With the heifer paddock hastily patched up, Zoe, Alex and I returned last weekend to do the major works. As I wrestled with wire and strainers, they gambolled about the picturesque hidden paddock. Flanked by forest, they were out of the chilly wind, away from roads and so carelessly happy. I smiled as their little heads bobbed across the pastures and my spirits soared as their laughter echoed around the trees.

A gambol cures a dose of mother guilt

A gambol cures a dose of mother guilt

I was cured. Well, almost. What mother would stand back and film this?

A very special present from a dairy farmer’s son

Our new pastures were sown in the rain into lovely moist soil the first day after Easter. Nothing’s come up yet and although the farm is pretty green, it’s stopped raining! I can’t help checking in on the forecast every day hoping that a deluge is on its way.

Even one-year-old Alex seems to know how exciting a trip to a full rain gauge is during Autumn and, this afternoon, he arranged a special present for me.

"Mama! Mls!"

“Mama, Mama! Mils!”

Alex ran up with the “rain” he’d prepared, shouting “Mama, Mama, mills!”.

“How much?”

“Four!”

“Great work, Alex, keep it up!”

Our farm is rain-fed rather than irrigated and I must admit that I often look enviously across the valley towards neighbouring farms soaking in water during summer and critical times like these.

Typically, Aussie dairy farmers also daydream of the seemingly perfect New Zealand climate. While Australia’s dairy exports stagnated during our 12-year drought, Kiwi exports soared. This year is different. The Kiwis have had a drought of their own and without a grain industry to help them maintain their cows’ diets, milk production has plummeted.

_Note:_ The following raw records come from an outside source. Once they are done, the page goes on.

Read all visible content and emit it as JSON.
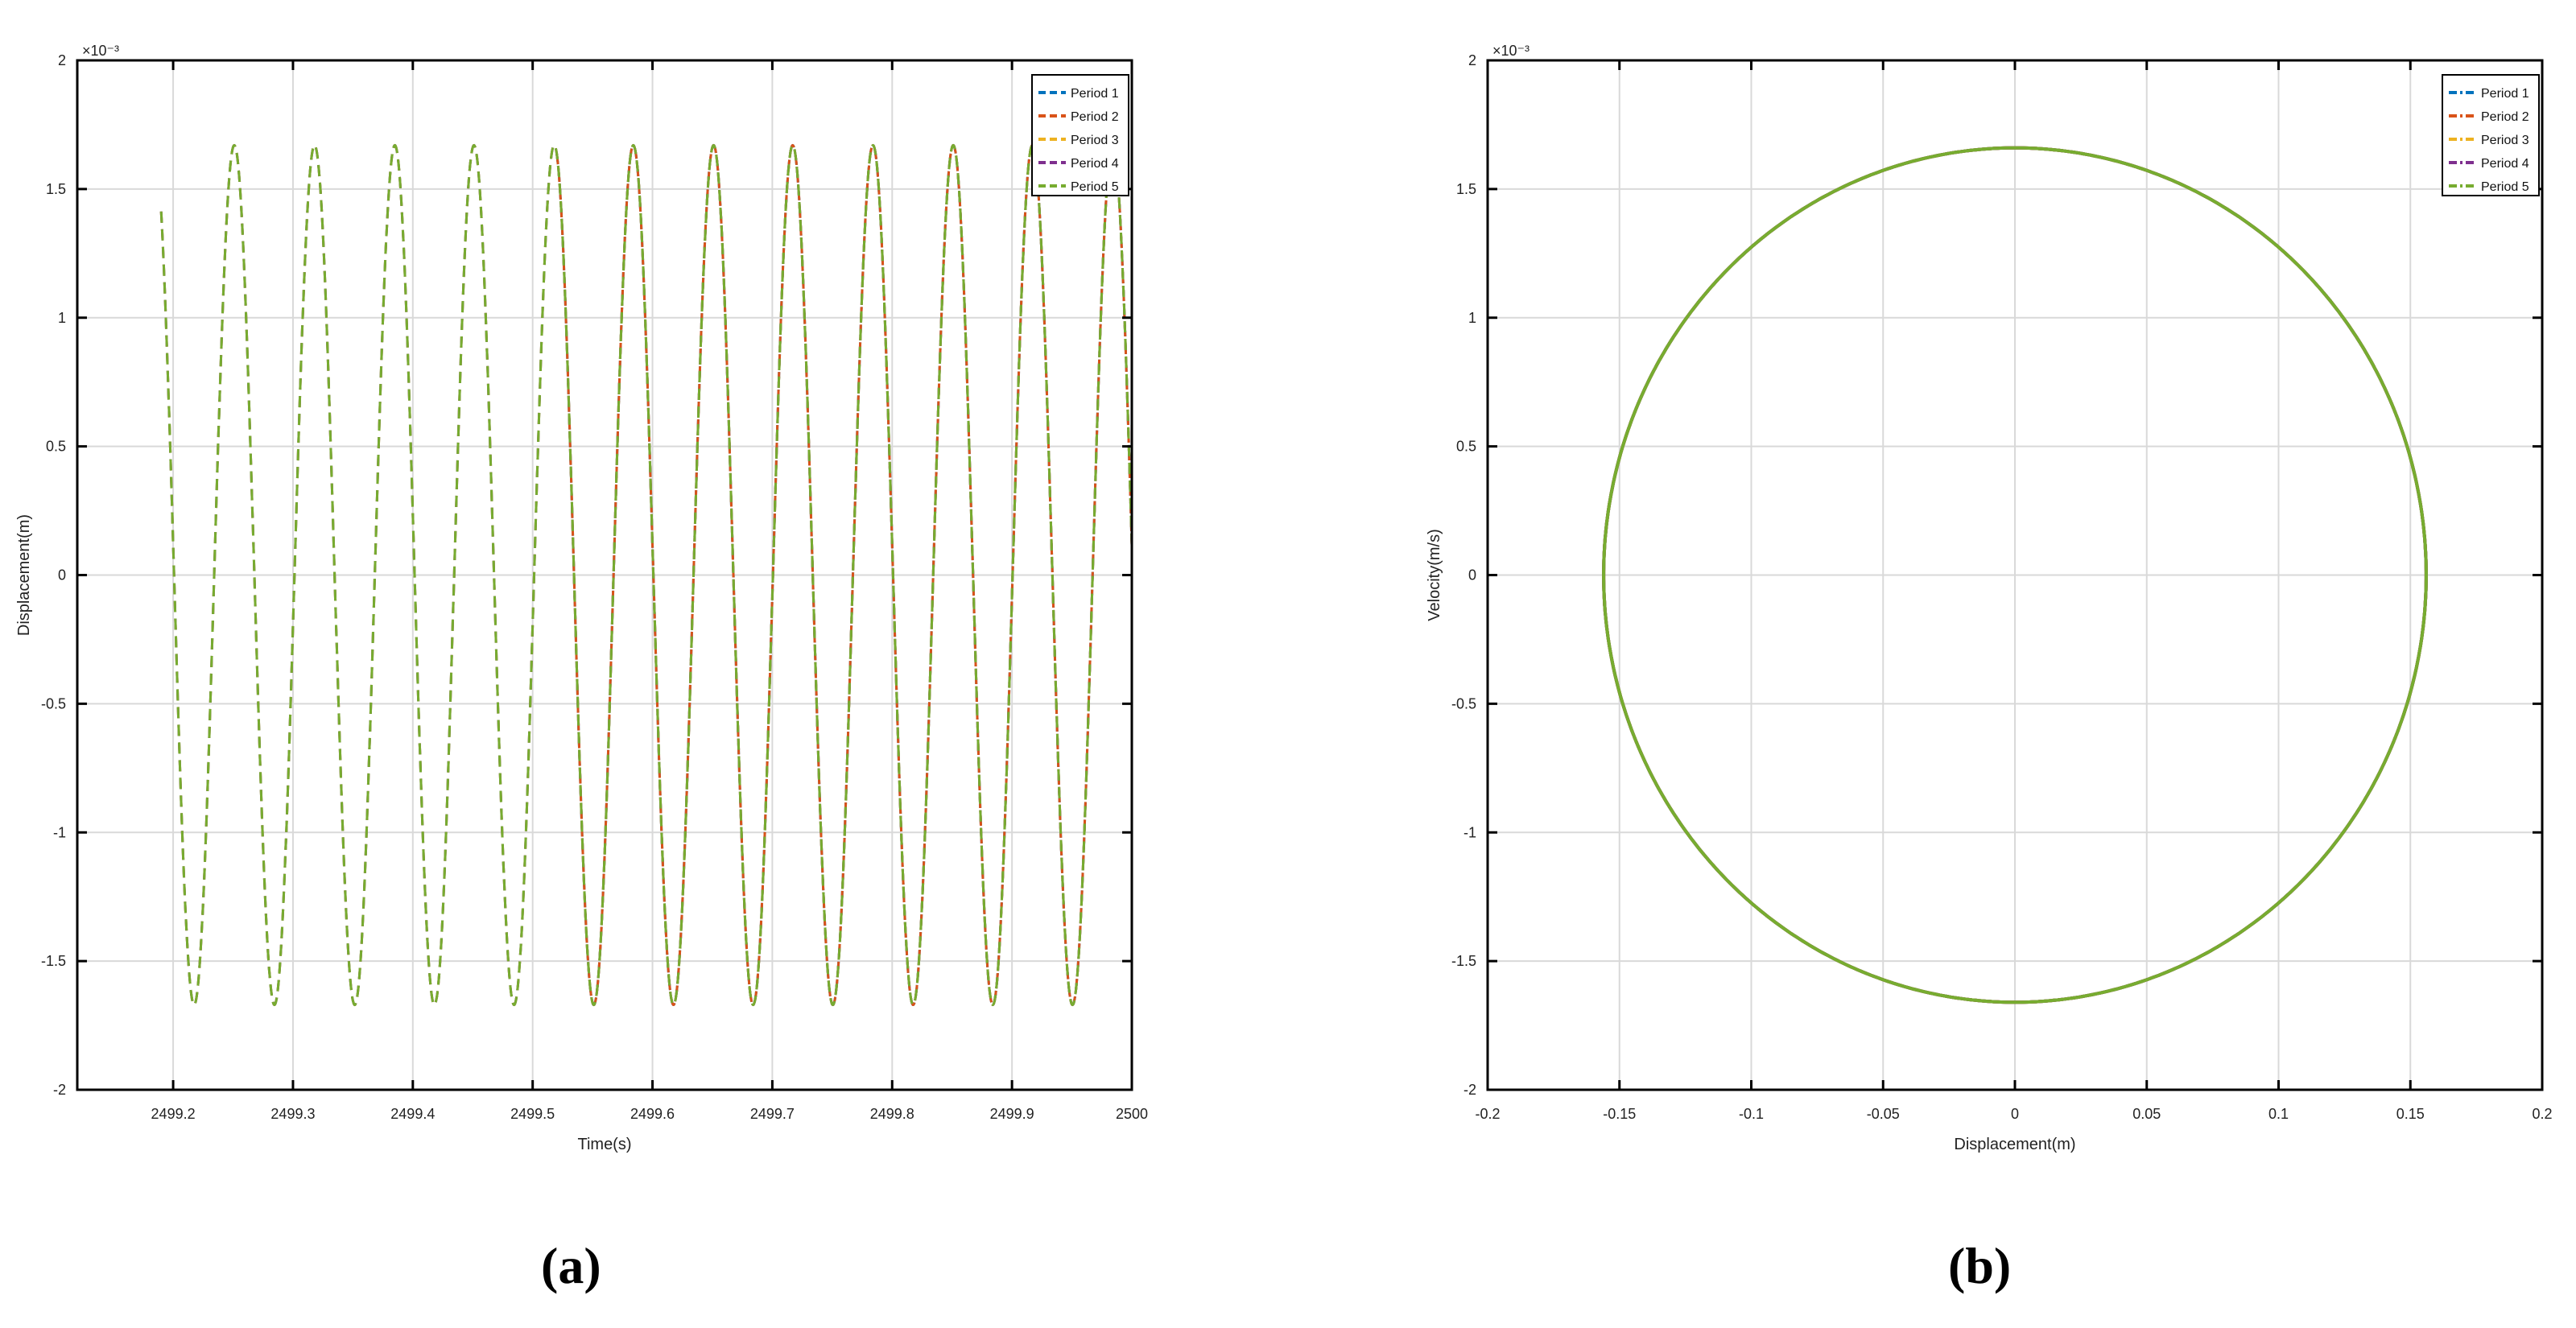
{
  "chart_data": [
    {
      "id": "a",
      "type": "line",
      "panel_label": "(a)",
      "xlabel": "Time(s)",
      "ylabel": "Displacement(m)",
      "exponent_label": "×10⁻³",
      "xlim": [
        2499.12,
        2500.0
      ],
      "ylim": [
        -2,
        2
      ],
      "y_scale_factor": 0.001,
      "xticks": [
        2499.2,
        2499.3,
        2499.4,
        2499.5,
        2499.6,
        2499.7,
        2499.8,
        2499.9,
        2500
      ],
      "xtick_labels": [
        "2499.2",
        "2499.3",
        "2499.4",
        "2499.5",
        "2499.6",
        "2499.7",
        "2499.8",
        "2499.9",
        "2500"
      ],
      "yticks": [
        -2,
        -1.5,
        -1,
        -0.5,
        0,
        0.5,
        1,
        1.5,
        2
      ],
      "ytick_labels": [
        "-2",
        "-1.5",
        "-1",
        "-0.5",
        "0",
        "0.5",
        "1",
        "1.5",
        "2"
      ],
      "grid": true,
      "legend_position": "top-right",
      "signal": {
        "amplitude": 1.67,
        "peak_times": [
          2499.251,
          2499.318,
          2499.385,
          2499.451,
          2499.518,
          2499.584,
          2499.651,
          2499.717,
          2499.784,
          2499.851,
          2499.917,
          2499.984
        ],
        "series_x_start": [
          2499.52,
          2499.52,
          2499.19,
          2499.19,
          2499.19
        ],
        "x_end": 2500.0
      },
      "series": [
        {
          "name": "Period 1",
          "color": "#0072BD",
          "dash": "dash"
        },
        {
          "name": "Period 2",
          "color": "#D95319",
          "dash": "dash"
        },
        {
          "name": "Period 3",
          "color": "#EDB120",
          "dash": "dash"
        },
        {
          "name": "Period 4",
          "color": "#7E2F8E",
          "dash": "dash"
        },
        {
          "name": "Period 5",
          "color": "#77AC30",
          "dash": "dash"
        }
      ]
    },
    {
      "id": "b",
      "type": "line",
      "panel_label": "(b)",
      "xlabel": "Displacement(m)",
      "ylabel": "Velocity(m/s)",
      "exponent_label": "×10⁻³",
      "xlim": [
        -0.2,
        0.2
      ],
      "ylim": [
        -2,
        2
      ],
      "y_scale_factor": 0.001,
      "xticks": [
        -0.2,
        -0.15,
        -0.1,
        -0.05,
        0,
        0.05,
        0.1,
        0.15,
        0.2
      ],
      "xtick_labels": [
        "-0.2",
        "-0.15",
        "-0.1",
        "-0.05",
        "0",
        "0.05",
        "0.1",
        "0.15",
        "0.2"
      ],
      "yticks": [
        -2,
        -1.5,
        -1,
        -0.5,
        0,
        0.5,
        1,
        1.5,
        2
      ],
      "ytick_labels": [
        "-2",
        "-1.5",
        "-1",
        "-0.5",
        "0",
        "0.5",
        "1",
        "1.5",
        "2"
      ],
      "grid": true,
      "legend_position": "top-right",
      "orbit": {
        "x_amplitude": 0.156,
        "y_amplitude": 1.66
      },
      "series": [
        {
          "name": "Period 1",
          "color": "#0072BD",
          "dash": "dashdot"
        },
        {
          "name": "Period 2",
          "color": "#D95319",
          "dash": "dashdot"
        },
        {
          "name": "Period 3",
          "color": "#EDB120",
          "dash": "dashdot"
        },
        {
          "name": "Period 4",
          "color": "#7E2F8E",
          "dash": "dashdot"
        },
        {
          "name": "Period 5",
          "color": "#77AC30",
          "dash": "dashdot"
        }
      ]
    }
  ]
}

It’s a cruel irony that the misery of our Kiwi counterparts has already begun to see the international milk prices rise and with it, our hopes for the next season.